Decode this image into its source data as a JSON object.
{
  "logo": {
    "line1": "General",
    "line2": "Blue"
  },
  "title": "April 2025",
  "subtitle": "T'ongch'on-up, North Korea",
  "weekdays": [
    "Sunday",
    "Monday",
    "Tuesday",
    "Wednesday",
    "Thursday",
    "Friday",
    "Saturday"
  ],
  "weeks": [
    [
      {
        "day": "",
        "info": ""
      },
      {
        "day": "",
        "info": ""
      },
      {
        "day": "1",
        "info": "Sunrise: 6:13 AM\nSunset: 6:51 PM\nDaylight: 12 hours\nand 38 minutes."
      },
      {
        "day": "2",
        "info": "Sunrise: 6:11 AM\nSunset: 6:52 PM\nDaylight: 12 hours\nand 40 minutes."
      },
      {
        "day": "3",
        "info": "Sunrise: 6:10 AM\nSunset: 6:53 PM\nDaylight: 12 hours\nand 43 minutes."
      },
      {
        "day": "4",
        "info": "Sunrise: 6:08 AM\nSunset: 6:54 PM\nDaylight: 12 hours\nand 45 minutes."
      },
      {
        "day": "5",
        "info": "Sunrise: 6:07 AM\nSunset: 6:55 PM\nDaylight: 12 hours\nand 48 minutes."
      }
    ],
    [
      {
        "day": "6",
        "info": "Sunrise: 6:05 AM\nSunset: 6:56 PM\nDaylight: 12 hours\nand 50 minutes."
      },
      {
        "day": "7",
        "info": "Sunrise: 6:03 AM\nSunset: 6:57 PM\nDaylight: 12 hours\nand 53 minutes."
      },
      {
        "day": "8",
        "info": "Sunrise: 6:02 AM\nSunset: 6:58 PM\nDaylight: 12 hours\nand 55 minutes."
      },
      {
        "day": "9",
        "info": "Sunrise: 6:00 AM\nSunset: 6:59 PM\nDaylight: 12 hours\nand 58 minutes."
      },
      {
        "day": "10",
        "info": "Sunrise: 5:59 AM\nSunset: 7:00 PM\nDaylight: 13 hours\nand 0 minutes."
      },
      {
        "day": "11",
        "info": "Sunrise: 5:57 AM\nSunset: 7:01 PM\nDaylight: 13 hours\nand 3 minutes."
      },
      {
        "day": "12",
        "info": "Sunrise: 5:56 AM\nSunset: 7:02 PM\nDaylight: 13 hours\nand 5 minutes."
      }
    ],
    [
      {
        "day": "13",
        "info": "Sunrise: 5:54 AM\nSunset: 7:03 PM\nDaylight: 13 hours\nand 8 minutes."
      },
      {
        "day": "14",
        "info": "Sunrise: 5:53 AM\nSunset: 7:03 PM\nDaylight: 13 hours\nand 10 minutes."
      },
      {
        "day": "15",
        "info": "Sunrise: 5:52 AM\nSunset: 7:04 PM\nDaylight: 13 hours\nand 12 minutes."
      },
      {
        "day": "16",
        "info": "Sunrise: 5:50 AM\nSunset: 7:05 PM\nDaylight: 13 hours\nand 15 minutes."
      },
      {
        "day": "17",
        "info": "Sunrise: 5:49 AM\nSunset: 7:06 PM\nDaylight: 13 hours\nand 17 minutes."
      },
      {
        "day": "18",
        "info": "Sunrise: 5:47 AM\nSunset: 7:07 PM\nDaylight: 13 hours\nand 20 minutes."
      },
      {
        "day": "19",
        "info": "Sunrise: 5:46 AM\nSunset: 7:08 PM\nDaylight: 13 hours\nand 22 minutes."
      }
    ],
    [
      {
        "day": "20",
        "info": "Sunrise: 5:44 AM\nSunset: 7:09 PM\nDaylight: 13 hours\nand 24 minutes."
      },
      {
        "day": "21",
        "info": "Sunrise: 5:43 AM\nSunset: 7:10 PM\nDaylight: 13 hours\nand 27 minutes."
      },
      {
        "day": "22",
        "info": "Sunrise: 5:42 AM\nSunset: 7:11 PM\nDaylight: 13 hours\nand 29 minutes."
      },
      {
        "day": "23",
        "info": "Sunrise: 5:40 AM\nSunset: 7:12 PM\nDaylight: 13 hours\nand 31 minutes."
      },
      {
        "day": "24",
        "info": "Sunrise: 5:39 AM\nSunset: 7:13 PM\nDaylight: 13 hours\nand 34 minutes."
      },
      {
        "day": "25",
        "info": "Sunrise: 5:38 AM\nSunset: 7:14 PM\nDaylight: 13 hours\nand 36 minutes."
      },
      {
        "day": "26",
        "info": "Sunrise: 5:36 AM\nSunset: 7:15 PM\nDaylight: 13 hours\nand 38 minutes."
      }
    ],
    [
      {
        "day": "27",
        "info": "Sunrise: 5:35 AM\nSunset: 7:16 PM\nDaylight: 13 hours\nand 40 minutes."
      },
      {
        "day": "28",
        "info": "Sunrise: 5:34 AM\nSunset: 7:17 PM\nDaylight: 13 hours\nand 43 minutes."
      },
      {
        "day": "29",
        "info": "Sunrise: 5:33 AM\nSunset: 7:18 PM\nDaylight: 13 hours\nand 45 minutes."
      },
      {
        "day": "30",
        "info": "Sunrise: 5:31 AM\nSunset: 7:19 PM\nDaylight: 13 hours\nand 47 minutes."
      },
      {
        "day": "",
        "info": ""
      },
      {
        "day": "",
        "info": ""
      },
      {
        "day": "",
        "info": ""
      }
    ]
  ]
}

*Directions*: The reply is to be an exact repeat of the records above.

*Written response*:
Decode this image into its source data as a JSON object.
{
  "logo": {
    "line1": "General",
    "line2": "Blue"
  },
  "title": "April 2025",
  "subtitle": "T'ongch'on-up, North Korea",
  "weekdays": [
    "Sunday",
    "Monday",
    "Tuesday",
    "Wednesday",
    "Thursday",
    "Friday",
    "Saturday"
  ],
  "weeks": [
    [
      {
        "day": "",
        "info": ""
      },
      {
        "day": "",
        "info": ""
      },
      {
        "day": "1",
        "info": "Sunrise: 6:13 AM\nSunset: 6:51 PM\nDaylight: 12 hours\nand 38 minutes."
      },
      {
        "day": "2",
        "info": "Sunrise: 6:11 AM\nSunset: 6:52 PM\nDaylight: 12 hours\nand 40 minutes."
      },
      {
        "day": "3",
        "info": "Sunrise: 6:10 AM\nSunset: 6:53 PM\nDaylight: 12 hours\nand 43 minutes."
      },
      {
        "day": "4",
        "info": "Sunrise: 6:08 AM\nSunset: 6:54 PM\nDaylight: 12 hours\nand 45 minutes."
      },
      {
        "day": "5",
        "info": "Sunrise: 6:07 AM\nSunset: 6:55 PM\nDaylight: 12 hours\nand 48 minutes."
      }
    ],
    [
      {
        "day": "6",
        "info": "Sunrise: 6:05 AM\nSunset: 6:56 PM\nDaylight: 12 hours\nand 50 minutes."
      },
      {
        "day": "7",
        "info": "Sunrise: 6:03 AM\nSunset: 6:57 PM\nDaylight: 12 hours\nand 53 minutes."
      },
      {
        "day": "8",
        "info": "Sunrise: 6:02 AM\nSunset: 6:58 PM\nDaylight: 12 hours\nand 55 minutes."
      },
      {
        "day": "9",
        "info": "Sunrise: 6:00 AM\nSunset: 6:59 PM\nDaylight: 12 hours\nand 58 minutes."
      },
      {
        "day": "10",
        "info": "Sunrise: 5:59 AM\nSunset: 7:00 PM\nDaylight: 13 hours\nand 0 minutes."
      },
      {
        "day": "11",
        "info": "Sunrise: 5:57 AM\nSunset: 7:01 PM\nDaylight: 13 hours\nand 3 minutes."
      },
      {
        "day": "12",
        "info": "Sunrise: 5:56 AM\nSunset: 7:02 PM\nDaylight: 13 hours\nand 5 minutes."
      }
    ],
    [
      {
        "day": "13",
        "info": "Sunrise: 5:54 AM\nSunset: 7:03 PM\nDaylight: 13 hours\nand 8 minutes."
      },
      {
        "day": "14",
        "info": "Sunrise: 5:53 AM\nSunset: 7:03 PM\nDaylight: 13 hours\nand 10 minutes."
      },
      {
        "day": "15",
        "info": "Sunrise: 5:52 AM\nSunset: 7:04 PM\nDaylight: 13 hours\nand 12 minutes."
      },
      {
        "day": "16",
        "info": "Sunrise: 5:50 AM\nSunset: 7:05 PM\nDaylight: 13 hours\nand 15 minutes."
      },
      {
        "day": "17",
        "info": "Sunrise: 5:49 AM\nSunset: 7:06 PM\nDaylight: 13 hours\nand 17 minutes."
      },
      {
        "day": "18",
        "info": "Sunrise: 5:47 AM\nSunset: 7:07 PM\nDaylight: 13 hours\nand 20 minutes."
      },
      {
        "day": "19",
        "info": "Sunrise: 5:46 AM\nSunset: 7:08 PM\nDaylight: 13 hours\nand 22 minutes."
      }
    ],
    [
      {
        "day": "20",
        "info": "Sunrise: 5:44 AM\nSunset: 7:09 PM\nDaylight: 13 hours\nand 24 minutes."
      },
      {
        "day": "21",
        "info": "Sunrise: 5:43 AM\nSunset: 7:10 PM\nDaylight: 13 hours\nand 27 minutes."
      },
      {
        "day": "22",
        "info": "Sunrise: 5:42 AM\nSunset: 7:11 PM\nDaylight: 13 hours\nand 29 minutes."
      },
      {
        "day": "23",
        "info": "Sunrise: 5:40 AM\nSunset: 7:12 PM\nDaylight: 13 hours\nand 31 minutes."
      },
      {
        "day": "24",
        "info": "Sunrise: 5:39 AM\nSunset: 7:13 PM\nDaylight: 13 hours\nand 34 minutes."
      },
      {
        "day": "25",
        "info": "Sunrise: 5:38 AM\nSunset: 7:14 PM\nDaylight: 13 hours\nand 36 minutes."
      },
      {
        "day": "26",
        "info": "Sunrise: 5:36 AM\nSunset: 7:15 PM\nDaylight: 13 hours\nand 38 minutes."
      }
    ],
    [
      {
        "day": "27",
        "info": "Sunrise: 5:35 AM\nSunset: 7:16 PM\nDaylight: 13 hours\nand 40 minutes."
      },
      {
        "day": "28",
        "info": "Sunrise: 5:34 AM\nSunset: 7:17 PM\nDaylight: 13 hours\nand 43 minutes."
      },
      {
        "day": "29",
        "info": "Sunrise: 5:33 AM\nSunset: 7:18 PM\nDaylight: 13 hours\nand 45 minutes."
      },
      {
        "day": "30",
        "info": "Sunrise: 5:31 AM\nSunset: 7:19 PM\nDaylight: 13 hours\nand 47 minutes."
      },
      {
        "day": "",
        "info": ""
      },
      {
        "day": "",
        "info": ""
      },
      {
        "day": "",
        "info": ""
      }
    ]
  ]
}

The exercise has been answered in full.